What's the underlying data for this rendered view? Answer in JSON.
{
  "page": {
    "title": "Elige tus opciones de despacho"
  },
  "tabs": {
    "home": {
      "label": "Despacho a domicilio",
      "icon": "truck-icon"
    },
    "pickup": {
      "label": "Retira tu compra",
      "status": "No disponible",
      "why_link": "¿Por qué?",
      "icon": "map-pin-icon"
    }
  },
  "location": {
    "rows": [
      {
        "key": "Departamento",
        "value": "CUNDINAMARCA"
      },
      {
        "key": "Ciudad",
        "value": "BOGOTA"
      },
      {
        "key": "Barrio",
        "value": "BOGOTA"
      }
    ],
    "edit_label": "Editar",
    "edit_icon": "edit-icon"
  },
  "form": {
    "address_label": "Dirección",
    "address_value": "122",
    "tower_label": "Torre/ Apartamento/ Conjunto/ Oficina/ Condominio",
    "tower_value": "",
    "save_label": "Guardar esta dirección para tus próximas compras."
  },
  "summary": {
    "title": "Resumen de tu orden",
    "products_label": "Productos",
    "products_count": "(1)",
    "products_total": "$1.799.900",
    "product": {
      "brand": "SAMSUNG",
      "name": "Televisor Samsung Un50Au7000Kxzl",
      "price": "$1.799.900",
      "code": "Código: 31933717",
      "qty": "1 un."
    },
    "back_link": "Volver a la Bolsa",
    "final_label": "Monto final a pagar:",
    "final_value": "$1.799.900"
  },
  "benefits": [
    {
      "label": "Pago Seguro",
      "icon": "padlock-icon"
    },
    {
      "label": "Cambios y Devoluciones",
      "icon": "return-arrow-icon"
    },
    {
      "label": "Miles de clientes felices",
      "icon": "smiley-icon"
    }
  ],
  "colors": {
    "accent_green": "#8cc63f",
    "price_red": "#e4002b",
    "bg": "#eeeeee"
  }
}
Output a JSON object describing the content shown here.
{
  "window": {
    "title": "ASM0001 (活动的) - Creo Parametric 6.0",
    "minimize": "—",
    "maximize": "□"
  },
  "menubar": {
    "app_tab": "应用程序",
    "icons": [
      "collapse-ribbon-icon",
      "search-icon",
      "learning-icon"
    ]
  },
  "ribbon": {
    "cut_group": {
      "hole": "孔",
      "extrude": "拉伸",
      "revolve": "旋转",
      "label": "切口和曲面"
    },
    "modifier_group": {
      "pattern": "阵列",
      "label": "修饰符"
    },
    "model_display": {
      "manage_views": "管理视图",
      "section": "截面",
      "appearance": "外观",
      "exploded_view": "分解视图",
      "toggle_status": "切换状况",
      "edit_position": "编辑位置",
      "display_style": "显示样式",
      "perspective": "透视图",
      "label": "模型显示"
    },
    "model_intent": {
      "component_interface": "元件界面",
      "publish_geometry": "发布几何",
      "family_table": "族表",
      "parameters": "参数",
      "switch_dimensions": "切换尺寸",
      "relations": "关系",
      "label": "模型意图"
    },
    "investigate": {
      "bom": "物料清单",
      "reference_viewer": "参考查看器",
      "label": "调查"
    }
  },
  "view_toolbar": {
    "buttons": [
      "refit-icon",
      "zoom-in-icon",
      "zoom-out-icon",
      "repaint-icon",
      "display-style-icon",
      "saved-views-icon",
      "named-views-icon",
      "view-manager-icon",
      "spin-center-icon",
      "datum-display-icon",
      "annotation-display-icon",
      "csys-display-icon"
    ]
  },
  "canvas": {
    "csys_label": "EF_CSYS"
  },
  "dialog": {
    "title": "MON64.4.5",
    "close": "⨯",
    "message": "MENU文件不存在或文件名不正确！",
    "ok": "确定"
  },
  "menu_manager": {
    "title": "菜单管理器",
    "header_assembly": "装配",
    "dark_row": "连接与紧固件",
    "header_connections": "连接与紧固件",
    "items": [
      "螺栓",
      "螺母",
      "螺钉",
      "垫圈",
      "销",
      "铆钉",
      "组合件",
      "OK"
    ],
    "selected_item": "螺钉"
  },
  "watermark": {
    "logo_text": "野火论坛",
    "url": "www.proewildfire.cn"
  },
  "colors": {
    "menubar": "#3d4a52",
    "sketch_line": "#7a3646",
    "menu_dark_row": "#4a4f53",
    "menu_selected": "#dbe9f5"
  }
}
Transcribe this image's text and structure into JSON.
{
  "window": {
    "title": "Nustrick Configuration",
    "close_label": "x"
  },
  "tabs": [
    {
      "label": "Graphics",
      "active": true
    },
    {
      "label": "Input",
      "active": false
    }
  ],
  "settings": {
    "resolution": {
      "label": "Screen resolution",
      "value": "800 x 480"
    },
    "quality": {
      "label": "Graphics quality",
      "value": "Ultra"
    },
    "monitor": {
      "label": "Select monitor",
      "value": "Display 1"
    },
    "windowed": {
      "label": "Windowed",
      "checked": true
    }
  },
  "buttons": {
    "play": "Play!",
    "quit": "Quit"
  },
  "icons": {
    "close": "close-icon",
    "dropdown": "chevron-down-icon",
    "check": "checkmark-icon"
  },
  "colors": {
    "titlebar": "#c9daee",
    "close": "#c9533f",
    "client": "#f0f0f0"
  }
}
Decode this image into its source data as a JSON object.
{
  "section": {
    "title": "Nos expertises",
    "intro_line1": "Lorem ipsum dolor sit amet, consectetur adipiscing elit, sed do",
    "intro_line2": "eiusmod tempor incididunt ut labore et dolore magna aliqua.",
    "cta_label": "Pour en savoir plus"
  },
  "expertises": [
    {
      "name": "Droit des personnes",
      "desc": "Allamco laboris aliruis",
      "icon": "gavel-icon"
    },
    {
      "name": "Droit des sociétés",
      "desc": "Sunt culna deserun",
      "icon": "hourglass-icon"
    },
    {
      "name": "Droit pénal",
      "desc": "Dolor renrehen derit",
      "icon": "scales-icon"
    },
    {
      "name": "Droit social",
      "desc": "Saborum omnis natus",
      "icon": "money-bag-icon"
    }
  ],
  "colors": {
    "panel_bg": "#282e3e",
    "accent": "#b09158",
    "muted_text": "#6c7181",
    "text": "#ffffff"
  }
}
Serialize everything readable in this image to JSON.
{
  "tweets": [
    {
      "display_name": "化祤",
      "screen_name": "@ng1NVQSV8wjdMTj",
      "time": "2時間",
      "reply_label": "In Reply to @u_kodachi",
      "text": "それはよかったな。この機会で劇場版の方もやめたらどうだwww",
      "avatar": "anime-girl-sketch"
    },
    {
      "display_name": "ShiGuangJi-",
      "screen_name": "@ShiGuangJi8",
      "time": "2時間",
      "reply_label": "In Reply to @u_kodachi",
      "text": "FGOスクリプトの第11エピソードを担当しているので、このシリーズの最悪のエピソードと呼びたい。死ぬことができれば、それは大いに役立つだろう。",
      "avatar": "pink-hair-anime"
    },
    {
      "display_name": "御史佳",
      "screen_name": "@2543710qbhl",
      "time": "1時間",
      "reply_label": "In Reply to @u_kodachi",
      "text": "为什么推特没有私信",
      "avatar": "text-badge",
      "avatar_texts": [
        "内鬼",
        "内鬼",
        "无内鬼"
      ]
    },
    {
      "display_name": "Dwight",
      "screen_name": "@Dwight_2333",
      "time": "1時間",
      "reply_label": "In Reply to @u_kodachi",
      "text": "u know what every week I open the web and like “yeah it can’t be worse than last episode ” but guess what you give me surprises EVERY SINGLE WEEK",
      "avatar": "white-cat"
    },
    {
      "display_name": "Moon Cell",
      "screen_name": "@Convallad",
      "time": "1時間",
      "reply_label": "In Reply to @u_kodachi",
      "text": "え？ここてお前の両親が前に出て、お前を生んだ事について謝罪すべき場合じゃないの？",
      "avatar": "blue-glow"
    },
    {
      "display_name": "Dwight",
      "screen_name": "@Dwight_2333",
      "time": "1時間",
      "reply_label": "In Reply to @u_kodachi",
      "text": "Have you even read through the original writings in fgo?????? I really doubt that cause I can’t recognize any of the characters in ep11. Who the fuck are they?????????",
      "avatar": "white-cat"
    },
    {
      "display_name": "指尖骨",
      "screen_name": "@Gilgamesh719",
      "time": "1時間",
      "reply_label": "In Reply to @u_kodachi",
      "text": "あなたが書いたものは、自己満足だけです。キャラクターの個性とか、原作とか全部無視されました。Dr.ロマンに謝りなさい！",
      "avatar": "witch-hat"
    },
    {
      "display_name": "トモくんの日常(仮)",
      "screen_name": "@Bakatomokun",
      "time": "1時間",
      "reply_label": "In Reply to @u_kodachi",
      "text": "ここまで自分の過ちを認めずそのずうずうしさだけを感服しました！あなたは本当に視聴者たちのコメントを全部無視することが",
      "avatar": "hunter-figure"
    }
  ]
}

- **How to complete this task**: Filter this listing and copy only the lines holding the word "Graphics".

- **Exercise answer**:
      "label": "Graphics",
      "label": "Graphics quality",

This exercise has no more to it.